The pars triangularis is separated rostrally from the pars orbitalis by the anterior horizontal ramus and caudally from the pars opercularis by the ascending ramus of the lateral sulcus (a.k.a. Sylvian fissure). Dorsally the pars triangularis is delimited by the inferior frontal sulcus distinguishing itself from the middle frontal gyrus. The pars triangularis is usually split into an anterior and posterior portion by the triangular sulcus (a.k.a. incisura capitis) which superficially merges with the inferior frontal sulcus 4-6.
It is supplied by the frontal branches of the middle cerebral artery.
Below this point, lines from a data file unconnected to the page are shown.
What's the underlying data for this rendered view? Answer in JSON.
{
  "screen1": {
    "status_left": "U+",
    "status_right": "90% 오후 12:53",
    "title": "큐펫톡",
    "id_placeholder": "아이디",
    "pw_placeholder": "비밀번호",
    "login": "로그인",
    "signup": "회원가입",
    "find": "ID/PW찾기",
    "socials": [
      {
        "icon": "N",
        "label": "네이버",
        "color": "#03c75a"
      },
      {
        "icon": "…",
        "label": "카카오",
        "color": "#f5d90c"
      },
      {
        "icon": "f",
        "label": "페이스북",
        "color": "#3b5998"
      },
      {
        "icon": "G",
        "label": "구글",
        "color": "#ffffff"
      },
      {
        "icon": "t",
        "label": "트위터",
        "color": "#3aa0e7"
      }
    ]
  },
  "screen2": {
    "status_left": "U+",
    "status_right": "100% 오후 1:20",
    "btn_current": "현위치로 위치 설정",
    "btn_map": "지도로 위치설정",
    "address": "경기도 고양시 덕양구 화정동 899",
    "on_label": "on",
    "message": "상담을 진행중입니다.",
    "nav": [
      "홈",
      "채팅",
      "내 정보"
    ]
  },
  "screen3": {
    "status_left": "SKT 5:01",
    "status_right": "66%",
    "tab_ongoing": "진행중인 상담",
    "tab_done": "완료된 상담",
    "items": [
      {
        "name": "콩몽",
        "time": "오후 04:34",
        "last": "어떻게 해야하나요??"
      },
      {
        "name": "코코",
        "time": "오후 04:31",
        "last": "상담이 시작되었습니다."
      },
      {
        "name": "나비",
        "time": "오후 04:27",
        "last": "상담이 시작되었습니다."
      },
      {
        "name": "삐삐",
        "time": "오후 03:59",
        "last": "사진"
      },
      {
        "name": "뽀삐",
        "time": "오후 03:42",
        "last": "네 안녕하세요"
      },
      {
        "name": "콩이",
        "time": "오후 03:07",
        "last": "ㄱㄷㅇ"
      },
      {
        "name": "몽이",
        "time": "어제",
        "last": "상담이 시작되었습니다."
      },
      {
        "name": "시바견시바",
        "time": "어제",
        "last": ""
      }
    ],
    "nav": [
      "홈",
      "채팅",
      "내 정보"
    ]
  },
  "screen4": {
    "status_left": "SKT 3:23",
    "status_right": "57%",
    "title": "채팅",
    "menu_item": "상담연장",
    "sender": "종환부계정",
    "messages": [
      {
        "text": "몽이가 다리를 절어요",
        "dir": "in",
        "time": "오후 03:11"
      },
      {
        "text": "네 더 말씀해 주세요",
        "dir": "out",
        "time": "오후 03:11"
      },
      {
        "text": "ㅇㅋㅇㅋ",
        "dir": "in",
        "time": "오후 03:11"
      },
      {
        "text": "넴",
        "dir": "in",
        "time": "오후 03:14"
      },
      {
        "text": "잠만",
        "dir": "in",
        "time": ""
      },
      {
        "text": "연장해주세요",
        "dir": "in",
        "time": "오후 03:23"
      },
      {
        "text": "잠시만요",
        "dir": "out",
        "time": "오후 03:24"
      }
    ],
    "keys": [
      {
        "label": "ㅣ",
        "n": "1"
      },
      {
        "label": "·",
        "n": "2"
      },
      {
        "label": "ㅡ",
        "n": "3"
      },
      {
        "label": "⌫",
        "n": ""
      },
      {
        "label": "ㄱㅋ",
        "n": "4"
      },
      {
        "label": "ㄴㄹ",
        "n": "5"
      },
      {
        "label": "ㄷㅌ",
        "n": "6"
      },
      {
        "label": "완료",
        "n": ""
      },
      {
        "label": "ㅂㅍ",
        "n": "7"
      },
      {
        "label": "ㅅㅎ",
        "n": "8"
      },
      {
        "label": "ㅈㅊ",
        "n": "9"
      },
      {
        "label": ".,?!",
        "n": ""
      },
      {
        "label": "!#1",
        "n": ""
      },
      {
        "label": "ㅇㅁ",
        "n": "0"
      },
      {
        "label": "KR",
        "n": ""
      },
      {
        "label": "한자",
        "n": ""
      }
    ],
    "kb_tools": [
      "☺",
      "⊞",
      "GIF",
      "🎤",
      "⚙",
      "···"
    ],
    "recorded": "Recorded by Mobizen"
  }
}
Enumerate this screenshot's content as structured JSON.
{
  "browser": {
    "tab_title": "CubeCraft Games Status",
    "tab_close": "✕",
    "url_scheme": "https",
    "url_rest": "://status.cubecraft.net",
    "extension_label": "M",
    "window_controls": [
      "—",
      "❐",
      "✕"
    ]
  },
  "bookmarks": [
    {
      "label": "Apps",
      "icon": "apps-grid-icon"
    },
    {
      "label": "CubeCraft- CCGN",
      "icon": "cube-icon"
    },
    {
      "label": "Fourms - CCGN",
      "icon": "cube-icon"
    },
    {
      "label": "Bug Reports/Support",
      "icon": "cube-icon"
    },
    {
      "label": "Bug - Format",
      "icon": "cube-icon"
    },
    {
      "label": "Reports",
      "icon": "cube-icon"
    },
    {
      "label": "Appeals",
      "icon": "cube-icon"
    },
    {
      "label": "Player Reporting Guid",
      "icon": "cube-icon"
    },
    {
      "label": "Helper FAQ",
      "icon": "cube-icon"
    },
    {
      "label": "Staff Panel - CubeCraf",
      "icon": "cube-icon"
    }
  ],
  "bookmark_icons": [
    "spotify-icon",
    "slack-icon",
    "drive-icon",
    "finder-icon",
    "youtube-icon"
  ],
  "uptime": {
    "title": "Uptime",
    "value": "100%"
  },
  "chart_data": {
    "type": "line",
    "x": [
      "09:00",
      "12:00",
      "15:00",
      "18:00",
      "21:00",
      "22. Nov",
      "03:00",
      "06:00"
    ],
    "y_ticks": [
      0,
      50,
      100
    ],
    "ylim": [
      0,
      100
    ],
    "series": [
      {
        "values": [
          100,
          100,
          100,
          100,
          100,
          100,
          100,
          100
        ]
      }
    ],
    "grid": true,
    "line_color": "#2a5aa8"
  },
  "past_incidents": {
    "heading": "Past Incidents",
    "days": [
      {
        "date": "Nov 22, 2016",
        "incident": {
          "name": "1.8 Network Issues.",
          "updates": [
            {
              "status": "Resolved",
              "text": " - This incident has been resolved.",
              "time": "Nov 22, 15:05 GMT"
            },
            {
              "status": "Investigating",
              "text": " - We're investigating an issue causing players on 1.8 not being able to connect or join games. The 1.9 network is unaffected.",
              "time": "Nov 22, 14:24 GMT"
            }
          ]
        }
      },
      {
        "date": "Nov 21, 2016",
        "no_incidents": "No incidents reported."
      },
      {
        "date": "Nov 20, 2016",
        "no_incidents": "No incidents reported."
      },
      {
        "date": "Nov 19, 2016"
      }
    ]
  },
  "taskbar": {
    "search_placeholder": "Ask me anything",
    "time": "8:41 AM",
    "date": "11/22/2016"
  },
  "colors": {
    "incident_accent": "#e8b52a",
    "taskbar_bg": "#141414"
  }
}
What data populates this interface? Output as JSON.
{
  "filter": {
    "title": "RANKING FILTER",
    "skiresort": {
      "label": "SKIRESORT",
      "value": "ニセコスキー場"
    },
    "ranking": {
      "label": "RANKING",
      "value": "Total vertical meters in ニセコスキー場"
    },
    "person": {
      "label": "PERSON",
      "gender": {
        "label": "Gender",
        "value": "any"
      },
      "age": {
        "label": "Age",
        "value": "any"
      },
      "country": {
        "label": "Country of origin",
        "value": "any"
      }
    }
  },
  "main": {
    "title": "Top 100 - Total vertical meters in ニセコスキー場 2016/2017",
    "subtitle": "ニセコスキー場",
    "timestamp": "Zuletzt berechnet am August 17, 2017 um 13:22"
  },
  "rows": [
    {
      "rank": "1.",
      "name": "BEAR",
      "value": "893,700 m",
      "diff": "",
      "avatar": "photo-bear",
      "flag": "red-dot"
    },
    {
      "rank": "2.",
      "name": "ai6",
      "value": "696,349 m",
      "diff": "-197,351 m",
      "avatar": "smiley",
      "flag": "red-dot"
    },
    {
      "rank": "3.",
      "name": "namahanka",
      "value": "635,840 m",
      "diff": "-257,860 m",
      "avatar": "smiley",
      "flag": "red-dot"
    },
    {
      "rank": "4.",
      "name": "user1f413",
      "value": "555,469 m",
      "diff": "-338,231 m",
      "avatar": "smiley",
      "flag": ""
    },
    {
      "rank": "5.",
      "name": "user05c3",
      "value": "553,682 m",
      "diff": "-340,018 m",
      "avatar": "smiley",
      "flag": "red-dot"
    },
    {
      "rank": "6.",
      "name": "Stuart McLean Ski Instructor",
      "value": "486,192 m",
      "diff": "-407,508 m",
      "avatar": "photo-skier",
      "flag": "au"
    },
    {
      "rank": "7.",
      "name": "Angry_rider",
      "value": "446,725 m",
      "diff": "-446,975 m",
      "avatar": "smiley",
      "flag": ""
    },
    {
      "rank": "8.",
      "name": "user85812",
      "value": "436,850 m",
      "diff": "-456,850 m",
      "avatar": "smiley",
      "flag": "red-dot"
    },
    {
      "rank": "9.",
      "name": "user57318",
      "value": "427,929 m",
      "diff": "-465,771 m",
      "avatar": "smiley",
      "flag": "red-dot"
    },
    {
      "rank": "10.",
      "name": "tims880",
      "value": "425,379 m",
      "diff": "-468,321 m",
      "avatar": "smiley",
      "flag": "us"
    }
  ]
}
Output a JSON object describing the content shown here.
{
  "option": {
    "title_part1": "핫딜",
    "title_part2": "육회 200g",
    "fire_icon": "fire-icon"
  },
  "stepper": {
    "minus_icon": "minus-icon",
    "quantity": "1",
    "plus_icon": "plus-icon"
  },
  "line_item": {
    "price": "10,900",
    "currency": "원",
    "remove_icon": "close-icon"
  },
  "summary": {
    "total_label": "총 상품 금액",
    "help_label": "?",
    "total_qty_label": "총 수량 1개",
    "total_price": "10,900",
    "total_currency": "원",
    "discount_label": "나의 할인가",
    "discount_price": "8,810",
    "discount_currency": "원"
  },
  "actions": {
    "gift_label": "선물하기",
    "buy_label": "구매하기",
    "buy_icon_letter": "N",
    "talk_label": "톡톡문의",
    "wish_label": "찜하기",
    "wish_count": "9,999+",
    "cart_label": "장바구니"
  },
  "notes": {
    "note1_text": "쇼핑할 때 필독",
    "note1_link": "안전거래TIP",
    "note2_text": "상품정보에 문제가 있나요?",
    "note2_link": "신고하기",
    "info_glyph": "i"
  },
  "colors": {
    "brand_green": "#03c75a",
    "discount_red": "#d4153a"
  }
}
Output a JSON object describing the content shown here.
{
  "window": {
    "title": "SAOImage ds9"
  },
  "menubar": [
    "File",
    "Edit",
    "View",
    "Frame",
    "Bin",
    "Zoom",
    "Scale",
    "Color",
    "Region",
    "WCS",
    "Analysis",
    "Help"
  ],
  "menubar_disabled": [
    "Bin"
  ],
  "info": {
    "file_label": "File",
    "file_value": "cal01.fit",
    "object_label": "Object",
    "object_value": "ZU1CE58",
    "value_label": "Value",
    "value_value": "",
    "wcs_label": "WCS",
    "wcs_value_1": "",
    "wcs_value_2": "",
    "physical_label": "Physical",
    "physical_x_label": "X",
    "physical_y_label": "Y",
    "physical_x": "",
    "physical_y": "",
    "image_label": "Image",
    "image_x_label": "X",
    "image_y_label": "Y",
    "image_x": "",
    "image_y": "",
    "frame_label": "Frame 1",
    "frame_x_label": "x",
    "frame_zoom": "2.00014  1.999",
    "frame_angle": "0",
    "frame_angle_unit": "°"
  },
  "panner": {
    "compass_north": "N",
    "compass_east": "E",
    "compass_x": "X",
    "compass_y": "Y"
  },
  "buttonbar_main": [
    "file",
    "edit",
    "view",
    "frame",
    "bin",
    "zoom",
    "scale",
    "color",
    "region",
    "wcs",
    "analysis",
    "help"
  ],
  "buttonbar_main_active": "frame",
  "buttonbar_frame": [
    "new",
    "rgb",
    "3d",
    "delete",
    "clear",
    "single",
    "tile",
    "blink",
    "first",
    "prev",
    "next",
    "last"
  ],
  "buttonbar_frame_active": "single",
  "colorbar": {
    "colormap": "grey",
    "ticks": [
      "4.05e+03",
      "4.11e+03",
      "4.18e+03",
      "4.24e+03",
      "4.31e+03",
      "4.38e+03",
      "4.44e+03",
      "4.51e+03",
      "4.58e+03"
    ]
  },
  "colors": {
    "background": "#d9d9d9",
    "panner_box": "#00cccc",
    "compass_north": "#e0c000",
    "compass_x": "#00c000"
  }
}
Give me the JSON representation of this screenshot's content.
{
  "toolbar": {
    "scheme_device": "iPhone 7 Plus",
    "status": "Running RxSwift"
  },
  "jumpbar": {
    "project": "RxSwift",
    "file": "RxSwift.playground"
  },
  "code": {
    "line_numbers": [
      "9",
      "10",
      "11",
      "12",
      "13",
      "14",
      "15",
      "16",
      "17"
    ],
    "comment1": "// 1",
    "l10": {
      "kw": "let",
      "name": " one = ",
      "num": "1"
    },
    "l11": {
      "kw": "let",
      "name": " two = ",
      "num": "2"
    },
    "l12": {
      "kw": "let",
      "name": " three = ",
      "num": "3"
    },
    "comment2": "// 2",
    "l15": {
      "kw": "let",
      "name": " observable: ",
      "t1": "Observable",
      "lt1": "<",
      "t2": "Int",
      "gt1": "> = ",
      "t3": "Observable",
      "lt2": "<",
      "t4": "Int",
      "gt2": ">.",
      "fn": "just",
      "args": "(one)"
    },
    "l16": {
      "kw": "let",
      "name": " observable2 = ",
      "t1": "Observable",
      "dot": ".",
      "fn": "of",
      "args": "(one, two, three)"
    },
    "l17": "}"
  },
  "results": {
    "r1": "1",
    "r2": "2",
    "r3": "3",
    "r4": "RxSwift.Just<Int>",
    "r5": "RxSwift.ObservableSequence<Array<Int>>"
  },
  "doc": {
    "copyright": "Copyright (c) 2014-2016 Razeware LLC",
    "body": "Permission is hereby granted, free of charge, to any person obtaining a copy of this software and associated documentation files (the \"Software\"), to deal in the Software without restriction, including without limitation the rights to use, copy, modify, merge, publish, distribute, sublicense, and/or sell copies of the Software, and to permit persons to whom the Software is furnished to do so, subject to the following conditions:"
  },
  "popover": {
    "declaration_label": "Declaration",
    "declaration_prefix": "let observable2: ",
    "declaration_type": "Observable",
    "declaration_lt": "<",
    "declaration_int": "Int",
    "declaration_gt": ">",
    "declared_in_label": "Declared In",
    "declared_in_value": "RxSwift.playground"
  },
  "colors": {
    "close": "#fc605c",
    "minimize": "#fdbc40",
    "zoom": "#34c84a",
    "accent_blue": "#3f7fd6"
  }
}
Less commonly seen is a distinct sulcus that extends towards the pars triangularis to form its rostral end, called the pretriangular sulcus (a.k.a. sulcus radiatus of Eberstellar) which is not to be confused as a continuation of the inferior frontal sulcus 4,5.
Radiographically the pars triangularis can be identified as the middle triangular shaped portion of the inferior frontal gyrus which grossly takes on a characteristic “M” configuration. This is also referred to as the M sign when identifying the inferior frontal gyrus on neuroimaging 3.
The pars triangularis is often referred to by its functional and cytoarchitectural title of Brodmann’s area 45. In the dominant hemisphere, it is one of two regions that make up Broca’s area together with Brodmann’s area 44 (a.k.a. pars opercularis). Broca’s area is well known to be involved in expressive aspects of spoken and written language. More specifically, the pars triangularis is involved with semantic processing of language. In the non-dominant hemisphere, the same cortical region is involved in non-verbal communication such as gesticulation, facial expression and modulation of timing and intonation of speech 1,5,7.
- 1. A L Foundas, C M Leonard, R L Gilmore, E B Fennell, K M Heilman. Pars triangularis asymmetry and language dominance. Proceedings of the National Academy of Sciences. 93 (2): 719. Pubmed
- 2. Tomaiuolo F, MacDonald JD, Caramanos Z, Posner G, Chiavaras M, Evans AC, Petrides M. Morphology, morphometry and probability mapping of the pars opercularis of the inferior frontal gyrus: an in vivo MRI analysis. The European journal of neuroscience. 11 (9): 3033-46. Pubmed
- 3. M. Wagner, A. Jurcoane, E. Hattingen. The U Sign: Tenth Landmark to the Central Region on Brain Surface Reformatted MR Imaging. American Journal of Neuroradiology. 34 (2): 323. doi:10.3174/ajnr.A3205 - Pubmed
- 4. Michael Petrides. Neuroanatomy of Language Regions of the Human Brain.(2014) ISBN: 9780124059313
- 5. Juergen K. Mai, George Paxinos. The Human Nervous System.(2012) ISBN: 9780080921303
- 6. Stephan Ulmer, Olav Jansen. fMRI. ISBN: 9783642343421
- 7. Paul Johns. Clinical Neuroscience. ISBN: 9780443103216